an African American has made some moments in my life hard. It has showcased to me that I considered a subordinate as Tatum would say. To add, being a subordinate inside and outside of the classroom has also played a huge part in my life. My first revelation of my race and how it defined me and how people perceive me can be at the age of six. Leading up to this point I was the type of child who found joy in things the many black kids would not. For instance, I would read books before I would think about going outside to play with other kids. To accompany this passion for reading I have a proper dialect, or as people in the African American Culture would say, I talked “white.” I did not
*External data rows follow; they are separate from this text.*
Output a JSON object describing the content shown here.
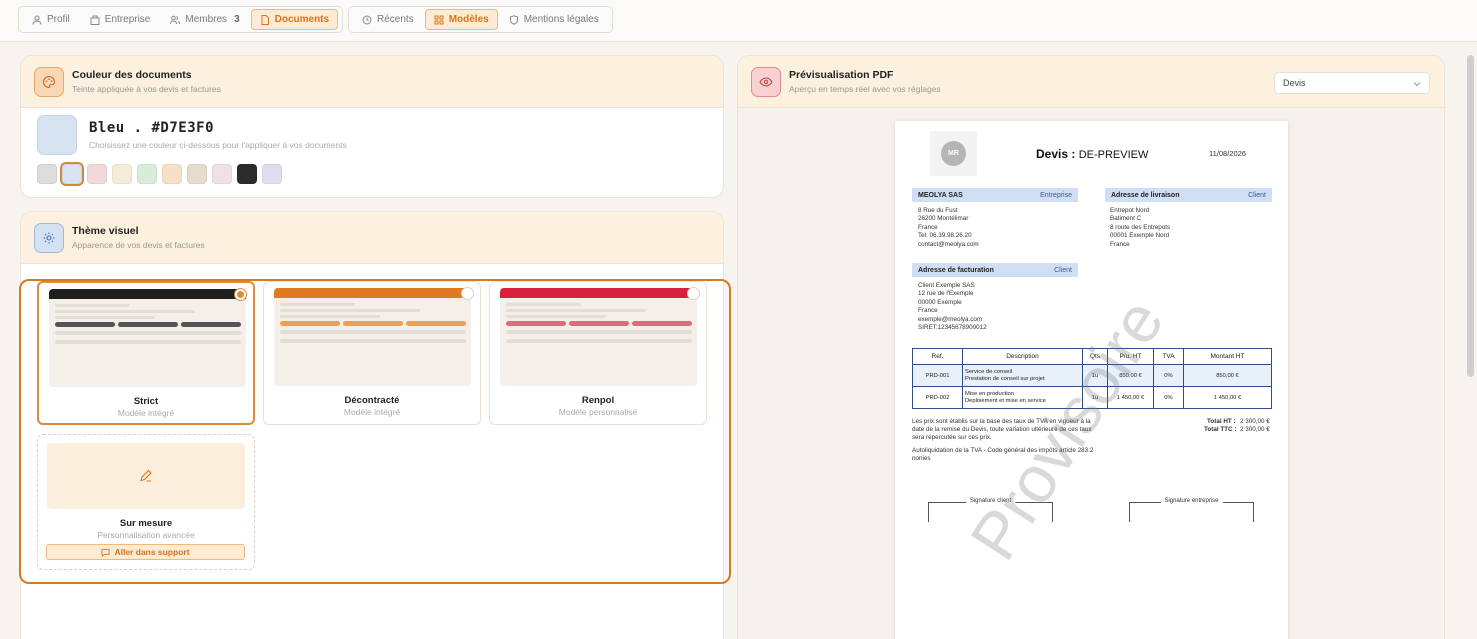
{
  "nav": {
    "group1": [
      {
        "label": "Profil",
        "icon": "user-icon"
      },
      {
        "label": "Entreprise",
        "icon": "building-icon"
      },
      {
        "label": "Membres",
        "icon": "users-icon",
        "count": "3"
      },
      {
        "label": "Documents",
        "icon": "document-icon",
        "active": true
      }
    ],
    "group2": [
      {
        "label": "Récents",
        "icon": "clock-icon"
      },
      {
        "label": "Modèles",
        "icon": "grid-icon",
        "active": true
      },
      {
        "label": "Mentions légales",
        "icon": "shield-icon"
      }
    ]
  },
  "color_panel": {
    "title": "Couleur des documents",
    "subtitle": "Teinte appliquée à vos devis et factures",
    "selected_name": "Bleu . #D7E3F0",
    "hint": "Choisissez une couleur ci-dessous pour l'appliquer à vos documents",
    "swatches": [
      "#dcdcdc",
      "#D7E3F0",
      "#f2d9d9",
      "#f3ecd6",
      "#d9ebd9",
      "#f6e0c7",
      "#e6dccd",
      "#f1e0ea",
      "#2b2b2b",
      "#e3dcf1"
    ],
    "selected_index": 1
  },
  "theme_panel": {
    "title": "Thème visuel",
    "subtitle": "Apparence de vos devis et factures",
    "cards": [
      {
        "name": "Strict",
        "sub": "Modèle intégré",
        "accent": "#1f1f1f",
        "pill": "#555555",
        "selected": true
      },
      {
        "name": "Décontracté",
        "sub": "Modèle intégré",
        "accent": "#e07a1f",
        "pill": "#ef9f55",
        "selected": false
      },
      {
        "name": "Renpol",
        "sub": "Modèle personnalisé",
        "accent": "#d6203c",
        "pill": "#e06a7c",
        "selected": false
      }
    ],
    "custom": {
      "name": "Sur mesure",
      "sub": "Personnalisation avancée",
      "button": "Aller dans support"
    }
  },
  "preview_panel": {
    "title": "Prévisualisation PDF",
    "subtitle": "Aperçu en temps réel avec vos réglages",
    "select_value": "Devis"
  },
  "doc": {
    "logo": "MR",
    "title_prefix": "Devis :",
    "title_value": "DE-PREVIEW",
    "date": "11/08/2026",
    "issuer_head": "MEOLYA SAS",
    "issuer_tag": "Entreprise",
    "issuer_lines": [
      "8 Rue du Fust",
      "26200 Montélimar",
      "France",
      "Tel: 06.39.98.26.20",
      "contact@meolya.com"
    ],
    "delivery_head": "Adresse de livraison",
    "delivery_tag": "Client",
    "delivery_lines": [
      "Entrepot Nord",
      "Batiment C",
      "8 route des Entrepots",
      "00001 Exemple Nord",
      "France"
    ],
    "billing_head": "Adresse de facturation",
    "billing_tag": "Client",
    "billing_lines": [
      "Client Exemple SAS",
      "12 rue de l'Exemple",
      "00000 Exemple",
      "France",
      "exemple@meolya.com",
      "SIRET:12345678900012"
    ],
    "table_headers": [
      "Ref.",
      "Description",
      "Qts",
      "P/u. HT",
      "TVA",
      "Montant HT"
    ],
    "rows": [
      {
        "ref": "PRD-001",
        "desc1": "Service de conseil",
        "desc2": "Prestation de conseil sur projet",
        "qty": "1u",
        "pu": "850,00 €",
        "tva": "0%",
        "total": "850,00 €"
      },
      {
        "ref": "PRD-002",
        "desc1": "Mise en production",
        "desc2": "Deploiement et mise en service",
        "qty": "1u",
        "pu": "1 450,00 €",
        "tva": "0%",
        "total": "1 450,00 €"
      }
    ],
    "note1a": "Les prix sont établis sur la base des taux de TVA en vigueur à la",
    "note1b": "date de la remise du Devis, toute variation ultérieure de ces taux",
    "note1c": "sera répercutée sur ces prix.",
    "note2a": "Autoliquidation de la TVA - Code général des impôts article 283.2",
    "note2b": "nonies",
    "total_ht_label": "Total HT :",
    "total_ht": "2 300,00 €",
    "total_ttc_label": "Total TTC :",
    "total_ttc": "2 300,00 €",
    "sig_client": "Signature client",
    "sig_company": "Signature entreprise",
    "watermark": "Provisoire"
  }
}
Language is like a blooming flower in adversity – they are the most rare and beautiful of them all as it struggles to express itself. It blooms and flourishes in strength, awe, and passion as the riches of thought is imbibed from the seed and into a finished beauty. For others, a non-native person speaking in a language that they are not familiar with sprouts out like a weed – the way its thorns can puncture sympathy and comprehensibility. Amy Tan, however, addresses the nature of talk as being unique under its own conditions. In Tan's “Mother Tongue”, she discusses how her mother's incoherent language is “broken” and “limited” as compared to other native English speakers. When focusing on Amy Tan, she grows noticeably embarrassed with her mother's lack of acuteness in the language, which then influences Tan to “prove her mastery over the English language.” However, she soon learns from herself and -- most importantly -- her mother that a language's purpose is to capture a person's “intent, passion, imagery, and rhythm of speech and nature of thought.” With such an enticing elegance...